> _Work task_:
Every line of the material below should be retyped exactly.

> _Materials provided_:
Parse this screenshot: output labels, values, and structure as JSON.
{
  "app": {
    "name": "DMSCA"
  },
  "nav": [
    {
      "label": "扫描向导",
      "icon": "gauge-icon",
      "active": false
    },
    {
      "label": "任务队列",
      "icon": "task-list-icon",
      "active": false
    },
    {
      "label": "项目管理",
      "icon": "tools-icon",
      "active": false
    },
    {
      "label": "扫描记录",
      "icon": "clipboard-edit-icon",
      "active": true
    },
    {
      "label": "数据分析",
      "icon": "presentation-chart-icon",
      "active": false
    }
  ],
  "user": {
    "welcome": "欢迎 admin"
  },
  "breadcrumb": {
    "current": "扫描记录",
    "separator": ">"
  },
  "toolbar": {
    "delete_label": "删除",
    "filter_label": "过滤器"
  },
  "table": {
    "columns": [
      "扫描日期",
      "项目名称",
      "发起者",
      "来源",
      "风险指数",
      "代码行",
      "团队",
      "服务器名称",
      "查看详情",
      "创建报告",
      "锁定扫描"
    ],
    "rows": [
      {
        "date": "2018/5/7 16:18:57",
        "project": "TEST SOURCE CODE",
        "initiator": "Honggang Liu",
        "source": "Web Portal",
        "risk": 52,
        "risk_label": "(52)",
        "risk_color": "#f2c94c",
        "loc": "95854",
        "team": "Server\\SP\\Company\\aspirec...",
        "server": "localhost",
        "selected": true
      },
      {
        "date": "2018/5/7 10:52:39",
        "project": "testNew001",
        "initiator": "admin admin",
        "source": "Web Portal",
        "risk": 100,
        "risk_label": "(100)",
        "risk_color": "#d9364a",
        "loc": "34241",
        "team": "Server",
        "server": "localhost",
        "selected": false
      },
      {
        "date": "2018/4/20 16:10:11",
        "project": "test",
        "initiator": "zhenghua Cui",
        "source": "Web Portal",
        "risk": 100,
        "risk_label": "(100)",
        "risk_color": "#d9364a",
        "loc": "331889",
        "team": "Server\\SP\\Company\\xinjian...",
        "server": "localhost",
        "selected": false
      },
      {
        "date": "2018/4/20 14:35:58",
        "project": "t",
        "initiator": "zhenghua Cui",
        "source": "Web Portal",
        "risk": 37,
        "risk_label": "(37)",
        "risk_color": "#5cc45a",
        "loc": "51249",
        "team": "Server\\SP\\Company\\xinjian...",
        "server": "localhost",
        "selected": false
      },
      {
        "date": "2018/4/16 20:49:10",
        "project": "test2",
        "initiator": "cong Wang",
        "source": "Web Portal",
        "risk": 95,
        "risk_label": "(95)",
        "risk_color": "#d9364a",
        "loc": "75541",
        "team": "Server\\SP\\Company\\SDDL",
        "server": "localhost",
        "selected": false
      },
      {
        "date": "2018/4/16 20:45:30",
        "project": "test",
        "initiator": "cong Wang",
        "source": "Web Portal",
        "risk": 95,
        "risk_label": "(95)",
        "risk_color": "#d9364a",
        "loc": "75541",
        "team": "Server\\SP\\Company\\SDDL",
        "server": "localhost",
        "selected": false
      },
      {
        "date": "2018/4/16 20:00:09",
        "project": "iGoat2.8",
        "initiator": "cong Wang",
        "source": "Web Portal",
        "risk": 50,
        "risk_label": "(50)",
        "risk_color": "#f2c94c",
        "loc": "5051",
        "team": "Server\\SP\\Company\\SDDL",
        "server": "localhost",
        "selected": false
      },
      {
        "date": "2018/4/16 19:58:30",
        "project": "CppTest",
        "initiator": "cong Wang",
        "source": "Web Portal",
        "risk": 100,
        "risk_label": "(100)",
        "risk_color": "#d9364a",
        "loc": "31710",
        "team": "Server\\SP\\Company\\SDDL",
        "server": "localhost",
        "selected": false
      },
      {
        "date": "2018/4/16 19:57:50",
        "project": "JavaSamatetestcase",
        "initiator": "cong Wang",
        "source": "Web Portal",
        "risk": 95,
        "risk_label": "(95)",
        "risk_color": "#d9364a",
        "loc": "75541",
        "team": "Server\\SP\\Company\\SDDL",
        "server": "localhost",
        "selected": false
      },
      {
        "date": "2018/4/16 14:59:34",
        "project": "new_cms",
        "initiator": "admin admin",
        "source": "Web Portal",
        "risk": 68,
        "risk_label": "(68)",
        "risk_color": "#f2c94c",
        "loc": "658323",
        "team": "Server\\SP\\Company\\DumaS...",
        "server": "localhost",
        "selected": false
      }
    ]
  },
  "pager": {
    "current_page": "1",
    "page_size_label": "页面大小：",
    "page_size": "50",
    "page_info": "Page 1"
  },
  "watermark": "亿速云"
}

> _Output for this exercise_:
Parse this screenshot: output labels, values, and structure as JSON.
{
  "app": {
    "name": "DMSCA"
  },
  "nav": [
    {
      "label": "扫描向导",
      "icon": "gauge-icon",
      "active": false
    },
    {
      "label": "任务队列",
      "icon": "task-list-icon",
      "active": false
    },
    {
      "label": "项目管理",
      "icon": "tools-icon",
      "active": false
    },
    {
      "label": "扫描记录",
      "icon": "clipboard-edit-icon",
      "active": true
    },
    {
      "label": "数据分析",
      "icon": "presentation-chart-icon",
      "active": false
    }
  ],
  "user": {
    "welcome": "欢迎 admin"
  },
  "breadcrumb": {
    "current": "扫描记录",
    "separator": ">"
  },
  "toolbar": {
    "delete_label": "删除",
    "filter_label": "过滤器"
  },
  "table": {
    "columns": [
      "扫描日期",
      "项目名称",
      "发起者",
      "来源",
      "风险指数",
      "代码行",
      "团队",
      "服务器名称",
      "查看详情",
      "创建报告",
      "锁定扫描"
    ],
    "rows": [
      {
        "date": "2018/5/7 16:18:57",
        "project": "TEST SOURCE CODE",
        "initiator": "Honggang Liu",
        "source": "Web Portal",
        "risk": 52,
        "risk_label": "(52)",
        "risk_color": "#f2c94c",
        "loc": "95854",
        "team": "Server\\SP\\Company\\aspirec...",
        "server": "localhost",
        "selected": true
      },
      {
        "date": "2018/5/7 10:52:39",
        "project": "testNew001",
        "initiator": "admin admin",
        "source": "Web Portal",
        "risk": 100,
        "risk_label": "(100)",
        "risk_color": "#d9364a",
        "loc": "34241",
        "team": "Server",
        "server": "localhost",
        "selected": false
      },
      {
        "date": "2018/4/20 16:10:11",
        "project": "test",
        "initiator": "zhenghua Cui",
        "source": "Web Portal",
        "risk": 100,
        "risk_label": "(100)",
        "risk_color": "#d9364a",
        "loc": "331889",
        "team": "Server\\SP\\Company\\xinjian...",
        "server": "localhost",
        "selected": false
      },
      {
        "date": "2018/4/20 14:35:58",
        "project": "t",
        "initiator": "zhenghua Cui",
        "source": "Web Portal",
        "risk": 37,
        "risk_label": "(37)",
        "risk_color": "#5cc45a",
        "loc": "51249",
        "team": "Server\\SP\\Company\\xinjian...",
        "server": "localhost",
        "selected": false
      },
      {
        "date": "2018/4/16 20:49:10",
        "project": "test2",
        "initiator": "cong Wang",
        "source": "Web Portal",
        "risk": 95,
        "risk_label": "(95)",
        "risk_color": "#d9364a",
        "loc": "75541",
        "team": "Server\\SP\\Company\\SDDL",
        "server": "localhost",
        "selected": false
      },
      {
        "date": "2018/4/16 20:45:30",
        "project": "test",
        "initiator": "cong Wang",
        "source": "Web Portal",
        "risk": 95,
        "risk_label": "(95)",
        "risk_color": "#d9364a",
        "loc": "75541",
        "team": "Server\\SP\\Company\\SDDL",
        "server": "localhost",
        "selected": false
      },
      {
        "date": "2018/4/16 20:00:09",
        "project": "iGoat2.8",
        "initiator": "cong Wang",
        "source": "Web Portal",
        "risk": 50,
        "risk_label": "(50)",
        "risk_color": "#f2c94c",
        "loc": "5051",
        "team": "Server\\SP\\Company\\SDDL",
        "server": "localhost",
        "selected": false
      },
      {
        "date": "2018/4/16 19:58:30",
        "project": "CppTest",
        "initiator": "cong Wang",
        "source": "Web Portal",
        "risk": 100,
        "risk_label": "(100)",
        "risk_color": "#d9364a",
        "loc": "31710",
        "team": "Server\\SP\\Company\\SDDL",
        "server": "localhost",
        "selected": false
      },
      {
        "date": "2018/4/16 19:57:50",
        "project": "JavaSamatetestcase",
        "initiator": "cong Wang",
        "source": "Web Portal",
        "risk": 95,
        "risk_label": "(95)",
        "risk_color": "#d9364a",
        "loc": "75541",
        "team": "Server\\SP\\Company\\SDDL",
        "server": "localhost",
        "selected": false
      },
      {
        "date": "2018/4/16 14:59:34",
        "project": "new_cms",
        "initiator": "admin admin",
        "source": "Web Portal",
        "risk": 68,
        "risk_label": "(68)",
        "risk_color": "#f2c94c",
        "loc": "658323",
        "team": "Server\\SP\\Company\\DumaS...",
        "server": "localhost",
        "selected": false
      }
    ]
  },
  "pager": {
    "current_page": "1",
    "page_size_label": "页面大小：",
    "page_size": "50",
    "page_info": "Page 1"
  },
  "watermark": "亿速云"
}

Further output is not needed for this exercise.